Writing this column quickly transformed from a liberating haven for me to share my thoughts and ideas about Pasefika into a confining cage of the politics of performing Pasefika representation. As I wrote, I became deathly afraid that what I was writing did not accurately represent my Pasefika community, which is actually an impossible task in the first place considering the diversity of all of Pasefika. I spent days stuck on the same sentence or phrase, wondering how my peers here might construe it as to be representative of all of Pasefika. But perhaps worst of all, I stayed up each night after submitting each new piece for publishing, imagining the horrors of my beloved Pasefika community rejecting me for misrepresenting them, for letting them down.
I continued to bury this pressure, stress, and fear until last November, when I found myself having to visit Harvard’s mental health services for the first time in my life. After a wildly unexpected mental breakdown of uncontrollable sobbing and vomiting, I found myself sitting across the room from a CAMHS therapist, trying to understand what had gotten me to this point in the first place. And after a lengthy conversation with her, I came to the realization that not only was I being crushed by the pressures of performing representation, which had in fact been amplified by writing this column, but I continued to ignore and normalize the violence that this pressure was inflicting upon my mind, body, and soul.
Stories like this aren’t uncommon on this campus. Time and time again, students from underrepresented, underprivileged, and marginalized backgrounds are called on to be representatives of their communities. We are called on to bear the responsibility of continuously validating our own existence and the existence of our communities in spaces that were created to exclude us.
At the same time, we are expected not to acknowledge the physical, mental, and emotional violence that these exclusive spaces inflict upon us. Over my time at Harvard, I’ve learned that I am supposed to pretend that the oppression and microaggressions I experience on campus do not exist, especially since I was “ever so graciously” admitted in the first place. At home, I am supposed to put on a facade of perfect physical, emotional, and mental health, because what struggles could I possibly be facing at a school that is paying my tuition and giving me access to an abundance of resources? To be good representatives, we are to meet these expectations without showing how much we are struggling because that makes not only us, but also our communities seem “weak,” “overly-sensitive,” or “hysterical.”

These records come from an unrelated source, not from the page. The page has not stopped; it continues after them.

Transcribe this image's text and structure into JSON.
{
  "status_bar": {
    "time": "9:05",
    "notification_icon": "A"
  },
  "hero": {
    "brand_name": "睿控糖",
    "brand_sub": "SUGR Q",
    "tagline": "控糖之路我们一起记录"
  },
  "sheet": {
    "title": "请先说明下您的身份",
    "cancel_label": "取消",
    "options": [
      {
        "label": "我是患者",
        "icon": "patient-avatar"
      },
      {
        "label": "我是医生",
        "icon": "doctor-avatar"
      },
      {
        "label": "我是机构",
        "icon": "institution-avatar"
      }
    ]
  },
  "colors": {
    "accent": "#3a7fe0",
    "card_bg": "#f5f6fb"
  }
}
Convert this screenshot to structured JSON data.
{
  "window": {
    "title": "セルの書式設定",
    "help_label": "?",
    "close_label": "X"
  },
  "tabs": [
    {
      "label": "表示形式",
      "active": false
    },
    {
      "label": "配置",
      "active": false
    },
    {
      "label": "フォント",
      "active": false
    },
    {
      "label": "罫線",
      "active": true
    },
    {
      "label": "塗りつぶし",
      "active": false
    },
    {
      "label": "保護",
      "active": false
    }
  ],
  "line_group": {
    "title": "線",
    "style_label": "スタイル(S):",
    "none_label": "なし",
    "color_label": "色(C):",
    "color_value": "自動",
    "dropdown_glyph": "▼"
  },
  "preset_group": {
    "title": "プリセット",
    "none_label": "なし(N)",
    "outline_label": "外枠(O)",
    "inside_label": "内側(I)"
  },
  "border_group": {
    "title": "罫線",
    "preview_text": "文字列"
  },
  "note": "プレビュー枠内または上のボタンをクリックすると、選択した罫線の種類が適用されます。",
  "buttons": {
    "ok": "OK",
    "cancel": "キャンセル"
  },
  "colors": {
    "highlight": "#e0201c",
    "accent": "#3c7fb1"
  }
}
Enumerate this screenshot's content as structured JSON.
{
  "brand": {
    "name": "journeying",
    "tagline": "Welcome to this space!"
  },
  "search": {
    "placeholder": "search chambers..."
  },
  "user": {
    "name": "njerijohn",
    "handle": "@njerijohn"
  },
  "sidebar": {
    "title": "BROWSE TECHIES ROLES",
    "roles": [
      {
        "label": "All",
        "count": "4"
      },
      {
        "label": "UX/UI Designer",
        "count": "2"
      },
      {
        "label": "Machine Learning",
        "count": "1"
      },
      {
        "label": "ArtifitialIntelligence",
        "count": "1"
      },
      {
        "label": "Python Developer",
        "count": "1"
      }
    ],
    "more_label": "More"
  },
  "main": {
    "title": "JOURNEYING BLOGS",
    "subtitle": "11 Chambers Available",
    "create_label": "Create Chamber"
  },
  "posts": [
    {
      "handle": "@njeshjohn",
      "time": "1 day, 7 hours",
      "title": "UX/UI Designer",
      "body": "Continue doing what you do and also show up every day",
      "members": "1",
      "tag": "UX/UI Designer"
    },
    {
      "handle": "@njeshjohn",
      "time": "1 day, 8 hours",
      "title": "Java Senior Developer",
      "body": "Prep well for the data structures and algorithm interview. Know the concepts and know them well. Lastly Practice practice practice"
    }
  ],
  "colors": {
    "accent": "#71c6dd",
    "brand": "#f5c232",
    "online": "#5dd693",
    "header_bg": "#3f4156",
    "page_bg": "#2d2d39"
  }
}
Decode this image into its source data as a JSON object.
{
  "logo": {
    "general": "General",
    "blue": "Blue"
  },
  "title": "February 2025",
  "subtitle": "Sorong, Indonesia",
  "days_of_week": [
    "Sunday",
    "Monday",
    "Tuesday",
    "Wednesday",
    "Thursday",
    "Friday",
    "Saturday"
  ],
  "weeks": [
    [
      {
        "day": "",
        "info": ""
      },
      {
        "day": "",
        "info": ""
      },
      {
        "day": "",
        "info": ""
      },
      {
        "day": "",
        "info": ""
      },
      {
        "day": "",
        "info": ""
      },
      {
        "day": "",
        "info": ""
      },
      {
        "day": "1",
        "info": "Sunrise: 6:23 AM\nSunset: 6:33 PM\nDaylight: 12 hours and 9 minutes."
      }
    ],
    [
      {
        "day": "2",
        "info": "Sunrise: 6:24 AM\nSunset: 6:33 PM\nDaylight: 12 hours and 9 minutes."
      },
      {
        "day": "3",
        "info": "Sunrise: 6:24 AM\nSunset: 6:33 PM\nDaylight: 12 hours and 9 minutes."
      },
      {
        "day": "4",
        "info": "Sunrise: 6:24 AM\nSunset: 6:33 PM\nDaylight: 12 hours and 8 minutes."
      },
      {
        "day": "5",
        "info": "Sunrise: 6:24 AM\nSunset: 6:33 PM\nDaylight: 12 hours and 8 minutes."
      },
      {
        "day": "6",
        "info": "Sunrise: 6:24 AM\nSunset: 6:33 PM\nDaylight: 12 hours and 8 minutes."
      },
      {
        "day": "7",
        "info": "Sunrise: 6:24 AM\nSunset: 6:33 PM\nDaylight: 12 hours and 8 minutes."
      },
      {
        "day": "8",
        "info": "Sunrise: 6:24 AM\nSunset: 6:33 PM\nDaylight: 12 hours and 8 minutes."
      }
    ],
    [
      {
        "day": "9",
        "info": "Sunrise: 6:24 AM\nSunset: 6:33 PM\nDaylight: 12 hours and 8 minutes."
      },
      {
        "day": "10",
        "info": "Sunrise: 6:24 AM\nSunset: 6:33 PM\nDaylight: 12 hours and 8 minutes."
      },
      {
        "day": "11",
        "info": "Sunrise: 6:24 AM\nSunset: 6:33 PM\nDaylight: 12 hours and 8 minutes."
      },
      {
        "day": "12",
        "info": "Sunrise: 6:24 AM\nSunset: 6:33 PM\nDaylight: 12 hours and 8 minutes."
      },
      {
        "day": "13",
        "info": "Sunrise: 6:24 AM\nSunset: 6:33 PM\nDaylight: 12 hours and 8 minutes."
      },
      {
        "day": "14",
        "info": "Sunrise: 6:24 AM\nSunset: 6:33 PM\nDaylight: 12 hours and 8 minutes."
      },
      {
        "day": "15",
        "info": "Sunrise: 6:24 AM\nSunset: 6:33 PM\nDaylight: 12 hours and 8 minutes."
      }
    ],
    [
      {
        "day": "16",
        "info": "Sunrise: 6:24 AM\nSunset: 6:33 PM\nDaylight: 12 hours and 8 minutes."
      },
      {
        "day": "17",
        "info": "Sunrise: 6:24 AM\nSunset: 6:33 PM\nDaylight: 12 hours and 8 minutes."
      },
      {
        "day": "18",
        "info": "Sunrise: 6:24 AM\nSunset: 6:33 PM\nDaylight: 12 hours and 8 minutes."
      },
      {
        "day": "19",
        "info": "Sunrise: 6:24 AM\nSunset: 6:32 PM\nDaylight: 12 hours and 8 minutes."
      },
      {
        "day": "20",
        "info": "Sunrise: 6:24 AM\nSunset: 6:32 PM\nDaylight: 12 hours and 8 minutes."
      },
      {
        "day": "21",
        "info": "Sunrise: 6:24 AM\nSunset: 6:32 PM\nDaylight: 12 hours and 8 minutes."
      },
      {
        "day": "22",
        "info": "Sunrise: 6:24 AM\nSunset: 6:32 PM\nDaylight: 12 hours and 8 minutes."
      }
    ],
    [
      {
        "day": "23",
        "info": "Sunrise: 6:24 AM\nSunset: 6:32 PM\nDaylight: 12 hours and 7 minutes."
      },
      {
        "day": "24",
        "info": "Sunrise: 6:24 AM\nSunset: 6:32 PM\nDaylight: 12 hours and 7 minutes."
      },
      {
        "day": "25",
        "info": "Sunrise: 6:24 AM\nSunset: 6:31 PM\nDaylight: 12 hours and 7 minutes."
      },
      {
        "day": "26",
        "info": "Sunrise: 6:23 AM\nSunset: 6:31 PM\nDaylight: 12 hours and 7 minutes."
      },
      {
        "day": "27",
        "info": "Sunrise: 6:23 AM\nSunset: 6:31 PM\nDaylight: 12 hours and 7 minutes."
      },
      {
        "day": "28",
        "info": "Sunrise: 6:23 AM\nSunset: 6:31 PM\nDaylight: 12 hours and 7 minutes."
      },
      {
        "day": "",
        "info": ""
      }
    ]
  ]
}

I understand that, regardless of what I have said in this piece, I will still be held accountable as some sort of representative of Pasefika in virtue of belonging to such an underrepresented community at Harvard. But, I shouldn’t be. Because Pasefika is infinite, expansive like the Pacific Ocean, and it cannot be captured through one person’s words on paper. Regardless, I made the decision to continue to write this past semester because of my love for my Pasefika family and the pride and joy that I have seen this column’s assertion of Pasefika presence bring to them. I continue to write in the hopes that one day, Pasefika presence will not have to be continuously and forcefully asserted in order to remain visible.
Gabrielle T. Langkilde ’21, a Crimson Editorial editor, is a joint concentrator in Sociology and Studies of Women, Gender, and Sexuality in Eliot House. Her column appears on alternate Fridays.